[AIM OF THE EXERCISE]
Beginning at whichever line contains "Parse this screenshot: output", reproduce each line of the records below word for word, ending with the last, and add nothing.

GIVEN RECORDS Block Start

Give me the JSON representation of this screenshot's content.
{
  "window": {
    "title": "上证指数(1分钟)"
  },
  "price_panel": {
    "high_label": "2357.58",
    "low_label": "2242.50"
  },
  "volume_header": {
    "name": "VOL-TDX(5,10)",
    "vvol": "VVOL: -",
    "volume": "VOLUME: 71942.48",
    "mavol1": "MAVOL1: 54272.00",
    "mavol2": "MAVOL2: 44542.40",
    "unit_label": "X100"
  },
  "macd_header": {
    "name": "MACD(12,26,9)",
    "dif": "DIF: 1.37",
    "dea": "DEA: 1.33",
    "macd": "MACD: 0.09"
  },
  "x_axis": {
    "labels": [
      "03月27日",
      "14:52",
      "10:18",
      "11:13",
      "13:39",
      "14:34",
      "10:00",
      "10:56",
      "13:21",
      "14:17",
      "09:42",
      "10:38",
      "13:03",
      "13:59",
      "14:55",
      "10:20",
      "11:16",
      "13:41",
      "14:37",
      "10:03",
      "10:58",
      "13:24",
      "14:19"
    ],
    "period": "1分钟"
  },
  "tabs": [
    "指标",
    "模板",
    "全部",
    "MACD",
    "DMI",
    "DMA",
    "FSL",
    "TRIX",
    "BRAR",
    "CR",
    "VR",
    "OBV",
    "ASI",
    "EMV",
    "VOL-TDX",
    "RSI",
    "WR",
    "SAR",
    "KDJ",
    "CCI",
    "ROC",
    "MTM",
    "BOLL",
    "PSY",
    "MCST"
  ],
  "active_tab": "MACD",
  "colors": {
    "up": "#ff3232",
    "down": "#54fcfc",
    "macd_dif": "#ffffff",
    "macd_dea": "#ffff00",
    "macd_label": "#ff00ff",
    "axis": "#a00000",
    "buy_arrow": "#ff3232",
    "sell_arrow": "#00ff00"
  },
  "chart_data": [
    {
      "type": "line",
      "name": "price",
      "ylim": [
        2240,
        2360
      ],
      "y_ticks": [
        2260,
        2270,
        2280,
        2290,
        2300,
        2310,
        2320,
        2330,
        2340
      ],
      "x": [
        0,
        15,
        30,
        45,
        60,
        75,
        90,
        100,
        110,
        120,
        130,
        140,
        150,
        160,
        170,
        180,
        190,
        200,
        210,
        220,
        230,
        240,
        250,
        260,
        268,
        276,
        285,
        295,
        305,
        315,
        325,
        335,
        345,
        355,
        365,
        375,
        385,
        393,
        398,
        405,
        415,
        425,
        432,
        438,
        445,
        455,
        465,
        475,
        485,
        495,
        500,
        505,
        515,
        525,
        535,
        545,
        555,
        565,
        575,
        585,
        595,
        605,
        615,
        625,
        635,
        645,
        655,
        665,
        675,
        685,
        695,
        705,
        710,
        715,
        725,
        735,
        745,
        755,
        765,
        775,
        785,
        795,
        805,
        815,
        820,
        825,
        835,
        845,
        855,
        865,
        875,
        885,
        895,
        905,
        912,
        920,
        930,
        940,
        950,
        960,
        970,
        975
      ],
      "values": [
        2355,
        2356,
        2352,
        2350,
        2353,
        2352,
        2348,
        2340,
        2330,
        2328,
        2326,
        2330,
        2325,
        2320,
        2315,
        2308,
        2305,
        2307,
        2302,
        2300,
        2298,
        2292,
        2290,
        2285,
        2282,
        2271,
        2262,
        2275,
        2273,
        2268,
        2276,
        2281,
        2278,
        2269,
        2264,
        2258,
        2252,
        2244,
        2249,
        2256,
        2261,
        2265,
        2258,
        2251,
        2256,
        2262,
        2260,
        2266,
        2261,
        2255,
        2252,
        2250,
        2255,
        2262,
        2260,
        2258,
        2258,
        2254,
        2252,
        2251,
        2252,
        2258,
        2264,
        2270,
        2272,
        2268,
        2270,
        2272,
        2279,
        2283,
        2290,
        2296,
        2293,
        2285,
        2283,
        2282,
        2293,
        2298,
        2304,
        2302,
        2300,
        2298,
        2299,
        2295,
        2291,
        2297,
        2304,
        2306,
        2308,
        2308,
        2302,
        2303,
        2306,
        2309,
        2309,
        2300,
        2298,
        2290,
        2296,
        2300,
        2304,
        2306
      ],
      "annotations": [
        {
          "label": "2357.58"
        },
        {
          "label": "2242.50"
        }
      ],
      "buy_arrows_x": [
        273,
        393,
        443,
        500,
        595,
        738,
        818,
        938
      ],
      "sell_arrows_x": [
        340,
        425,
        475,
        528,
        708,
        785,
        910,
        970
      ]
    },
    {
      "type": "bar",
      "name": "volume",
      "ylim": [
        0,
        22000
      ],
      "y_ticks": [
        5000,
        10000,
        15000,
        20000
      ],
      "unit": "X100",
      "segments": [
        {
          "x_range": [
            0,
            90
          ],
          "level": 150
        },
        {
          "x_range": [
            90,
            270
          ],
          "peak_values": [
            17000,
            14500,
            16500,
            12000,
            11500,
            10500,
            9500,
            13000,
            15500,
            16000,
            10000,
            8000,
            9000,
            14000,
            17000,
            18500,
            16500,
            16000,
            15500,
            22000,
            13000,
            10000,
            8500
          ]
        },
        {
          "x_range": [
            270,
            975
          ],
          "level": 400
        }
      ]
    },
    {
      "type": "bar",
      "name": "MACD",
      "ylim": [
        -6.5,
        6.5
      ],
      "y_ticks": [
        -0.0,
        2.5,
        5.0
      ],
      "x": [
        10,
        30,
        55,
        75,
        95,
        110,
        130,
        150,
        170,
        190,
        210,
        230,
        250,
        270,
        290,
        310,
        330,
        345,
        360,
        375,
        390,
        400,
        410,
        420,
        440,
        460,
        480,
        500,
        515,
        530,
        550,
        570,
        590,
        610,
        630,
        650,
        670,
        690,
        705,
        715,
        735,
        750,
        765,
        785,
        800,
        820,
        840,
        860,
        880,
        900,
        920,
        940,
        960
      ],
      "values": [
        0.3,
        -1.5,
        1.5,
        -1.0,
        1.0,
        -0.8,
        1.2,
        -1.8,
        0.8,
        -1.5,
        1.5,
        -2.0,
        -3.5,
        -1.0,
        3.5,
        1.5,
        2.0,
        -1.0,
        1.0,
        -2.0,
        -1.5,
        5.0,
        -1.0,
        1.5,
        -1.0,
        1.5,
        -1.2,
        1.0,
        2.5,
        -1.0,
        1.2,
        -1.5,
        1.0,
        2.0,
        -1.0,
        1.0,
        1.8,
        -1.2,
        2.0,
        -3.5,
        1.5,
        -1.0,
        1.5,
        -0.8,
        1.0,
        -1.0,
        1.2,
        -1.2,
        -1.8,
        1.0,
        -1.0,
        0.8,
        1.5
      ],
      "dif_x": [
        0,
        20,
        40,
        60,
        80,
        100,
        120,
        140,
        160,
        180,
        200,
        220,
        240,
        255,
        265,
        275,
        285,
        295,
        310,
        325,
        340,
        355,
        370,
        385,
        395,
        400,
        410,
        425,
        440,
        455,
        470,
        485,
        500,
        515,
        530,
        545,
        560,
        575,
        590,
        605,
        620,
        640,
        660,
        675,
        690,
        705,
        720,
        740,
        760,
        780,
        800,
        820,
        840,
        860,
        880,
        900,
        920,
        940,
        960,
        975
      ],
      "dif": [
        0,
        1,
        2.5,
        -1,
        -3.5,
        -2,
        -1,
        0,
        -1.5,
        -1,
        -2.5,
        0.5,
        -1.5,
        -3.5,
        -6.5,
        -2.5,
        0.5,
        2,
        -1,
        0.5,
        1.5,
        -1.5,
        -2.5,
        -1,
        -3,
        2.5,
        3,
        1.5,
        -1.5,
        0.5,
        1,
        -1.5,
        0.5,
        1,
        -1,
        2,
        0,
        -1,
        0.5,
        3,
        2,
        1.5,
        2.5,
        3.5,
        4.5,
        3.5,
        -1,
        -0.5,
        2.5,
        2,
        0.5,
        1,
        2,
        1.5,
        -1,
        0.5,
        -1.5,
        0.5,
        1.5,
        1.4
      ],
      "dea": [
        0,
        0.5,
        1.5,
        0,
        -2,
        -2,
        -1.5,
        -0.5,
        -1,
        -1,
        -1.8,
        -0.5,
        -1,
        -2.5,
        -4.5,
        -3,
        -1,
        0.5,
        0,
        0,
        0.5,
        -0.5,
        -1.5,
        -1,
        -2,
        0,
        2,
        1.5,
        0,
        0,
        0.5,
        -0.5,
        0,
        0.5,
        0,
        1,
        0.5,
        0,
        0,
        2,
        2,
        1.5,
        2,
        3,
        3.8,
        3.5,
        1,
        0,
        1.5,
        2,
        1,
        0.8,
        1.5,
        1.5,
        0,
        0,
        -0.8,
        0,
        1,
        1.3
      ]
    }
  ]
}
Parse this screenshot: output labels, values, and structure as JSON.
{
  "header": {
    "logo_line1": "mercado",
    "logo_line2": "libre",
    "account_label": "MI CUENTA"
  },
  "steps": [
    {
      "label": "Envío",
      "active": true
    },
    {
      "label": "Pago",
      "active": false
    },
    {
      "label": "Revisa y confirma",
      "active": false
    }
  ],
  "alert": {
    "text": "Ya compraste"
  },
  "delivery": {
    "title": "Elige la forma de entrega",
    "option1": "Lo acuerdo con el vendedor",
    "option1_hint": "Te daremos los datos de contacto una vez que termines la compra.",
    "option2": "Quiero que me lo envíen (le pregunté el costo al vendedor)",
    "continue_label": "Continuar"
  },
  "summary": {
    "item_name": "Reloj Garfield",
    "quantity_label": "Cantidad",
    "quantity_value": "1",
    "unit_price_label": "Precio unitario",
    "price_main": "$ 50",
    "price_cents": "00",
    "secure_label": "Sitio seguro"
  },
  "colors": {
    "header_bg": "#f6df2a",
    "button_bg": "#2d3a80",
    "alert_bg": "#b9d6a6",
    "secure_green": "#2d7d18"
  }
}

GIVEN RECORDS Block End

[RESULT FOR THIS TASK]
Parse this screenshot: output labels, values, and structure as JSON.
{
  "header": {
    "logo_line1": "mercado",
    "logo_line2": "libre",
    "account_label": "MI CUENTA"
  },
  "steps": [
    {
      "label": "Envío",
      "active": true
    },
    {
      "label": "Pago",
      "active": false
    },
    {
      "label": "Revisa y confirma",
      "active": false
    }
  ],
  "alert": {
    "text": "Ya compraste"
  },
  "delivery": {
    "title": "Elige la forma de entrega",
    "option1": "Lo acuerdo con el vendedor",
    "option1_hint": "Te daremos los datos de contacto una vez que termines la compra.",
    "option2": "Quiero que me lo envíen (le pregunté el costo al vendedor)",
    "continue_label": "Continuar"
  },
  "summary": {
    "item_name": "Reloj Garfield",
    "quantity_label": "Cantidad",
    "quantity_value": "1",
    "unit_price_label": "Precio unitario",
    "price_main": "$ 50",
    "price_cents": "00",
    "secure_label": "Sitio seguro"
  },
  "colors": {
    "header_bg": "#f6df2a",
    "button_bg": "#2d3a80",
    "alert_bg": "#b9d6a6",
    "secure_green": "#2d7d18"
  }
}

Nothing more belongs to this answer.